An underwater archaeology investigation, begun in 2006, involving the site of the “Beeswax Wreck” of Nehalem Bay that attempts to identify the origin of the shipwreck. Archaeologists working on this investigation emphasized community outreach during this project, including the use of local historians, radio shows for public outreach, an archaeology “road show”, and volunteers.
The President's House: Freedom and Slavery in Making a New Nation, Pennsylvania
A joint undertaking of the City of Philadelphia and the National Park Service, the President's House project is in response to community interest, in particular that of the Avenging the Ancestors Coalition (ATAC) and the Independence Hall Association. This web site hosted by the Mayor's Office of the City of Philadelphia, has, among other resources, the President's House Site Archeology Briefing Paper, texts of several Community Roundtable Discussions, and links to the Independence Hall Association’s extensive coverage of the President's House history, re-discovery, expanded interpretation, and commemoration.
Levi Jordan Plantation, Texas
This web site was a dissertation research project designed to help us learn "more about how people talk about archaeology and history on the Internet", 1998-circa 2000. Based in multivocality, these web pages are built collaboratively by archaeologists, community members, and other interested people. The page content involves interpretations about the lives of Levi Jordan, his family, and the people who worked for them, first as slaves and, later, as tenant farmers and sharecroppers. This was dissertation research for Carol McDavid (MPhil Cantab, 2002).
Prestongrange Community Archaeology Project (Scotland)
A heritage project that incorporates oral history, research, and archaeology in the investigation of a site spanning from the 16th to 19th century, including the coal industry, a mill, and the glassworks industry.
Chocolá Archaeological Project (Guatemala)
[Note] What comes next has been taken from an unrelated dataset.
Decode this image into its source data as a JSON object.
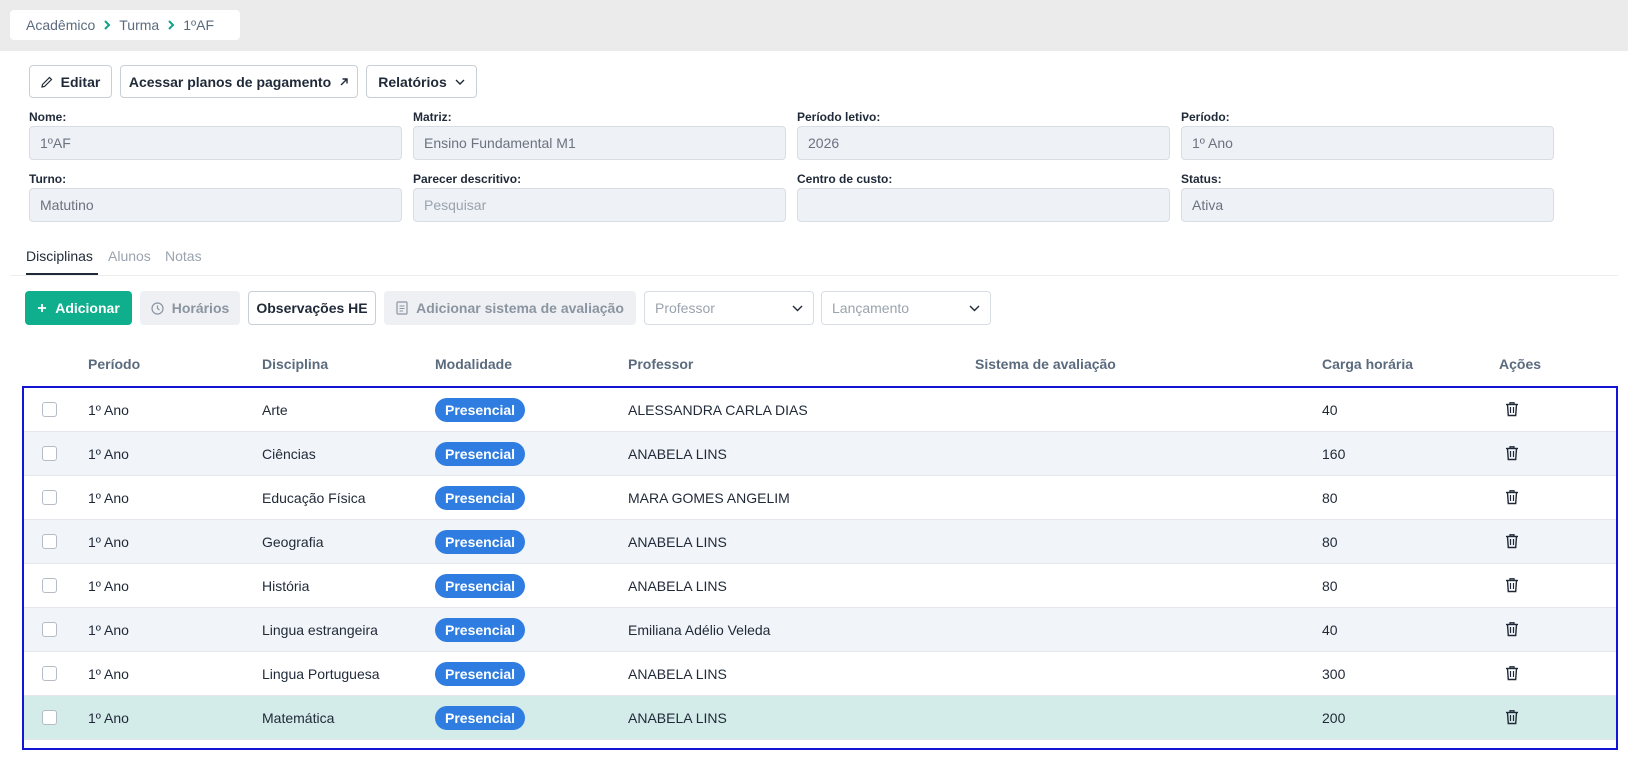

Archaeological research of this Mayan site is intrinsically linked with community development, rejecting the exportation of knowledge away from the community.
Web-Based Public Archaeology
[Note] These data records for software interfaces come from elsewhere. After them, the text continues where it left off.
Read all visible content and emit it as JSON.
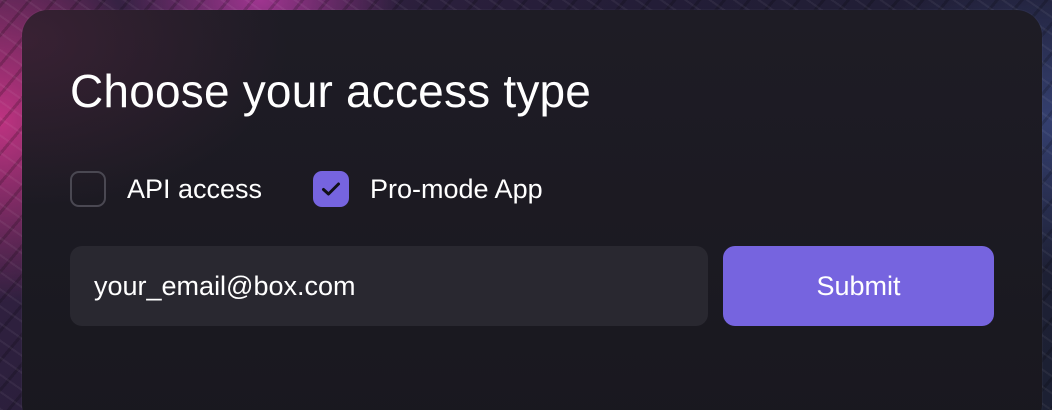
{
  "form": {
    "title": "Choose your access type",
    "options": [
      {
        "label": "API access",
        "checked": false
      },
      {
        "label": "Pro-mode App",
        "checked": true
      }
    ],
    "email": {
      "value": "your_email@box.com",
      "placeholder": ""
    },
    "submit_label": "Submit"
  },
  "colors": {
    "accent": "#7664df",
    "card_background": "#1b1a21",
    "input_background": "#292830",
    "text": "#ffffff"
  },
  "icons": {
    "checked_box": "checkmark-icon"
  }
}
The following are some examples demonstrating the power of the internet for web-based public archaeology. These examples serve various needs including archaeology tourism, public CRM reporting, academic research initiatives, remote engagement, or other ventures.
Archaeology’s Interactive Digs
Archaeology Magazine produces this web page which features a current dig that is updated regularly by archaeologists in the field so that visitors to the website can follow the progress of the research. Five years of previous digs are archived on the site. Although each site is different most include field reports, dig diaries, and interviews with staff and students.
Texas Beyond History
This web site was developed by the Texas Archeological Research Laboratory at the University of Texas at Austin, in partnership with 16 other organizations. Begun in 2001, its purpose is to interpret and share the results of archeological and historical research on the cultural heritage of Texas with the citizens of Texas and the world. In this virtual museum you will find information on and images of many different aspects of the cultural legacy of Texas, a legacy spanning at least 13,500 years.
Web-based CRM Reporting
Archaeological Exploration and Historic Preservation in Delaware
This web site developed by the Delaware Department of Transportation (Del DOT) shares information with both the public and professionals interested in Delaware history.
Putting the "There" There: Historical Archaeologies of West Oakland
This web presentation of the Cypress Archaeology Project is an outstanding example of reaching out to the public with CRM research. Both an extensive interpretive narrative and individual technical reports are available.
Excavation and Archaeological Investigation at Bartow County's (GA) Leake Site
Archaeological studies were conducted at the important American Indian Leake Site before the Georgia Department of Transportation (GDOT) widened Highways 61 and 113. Between 2004 and 2006, archaeologists from Southern Research, Historic Preservation Consultants, Inc. of Columbus, Georgia, excavated portions of the site that were to be impacted by the highway widening.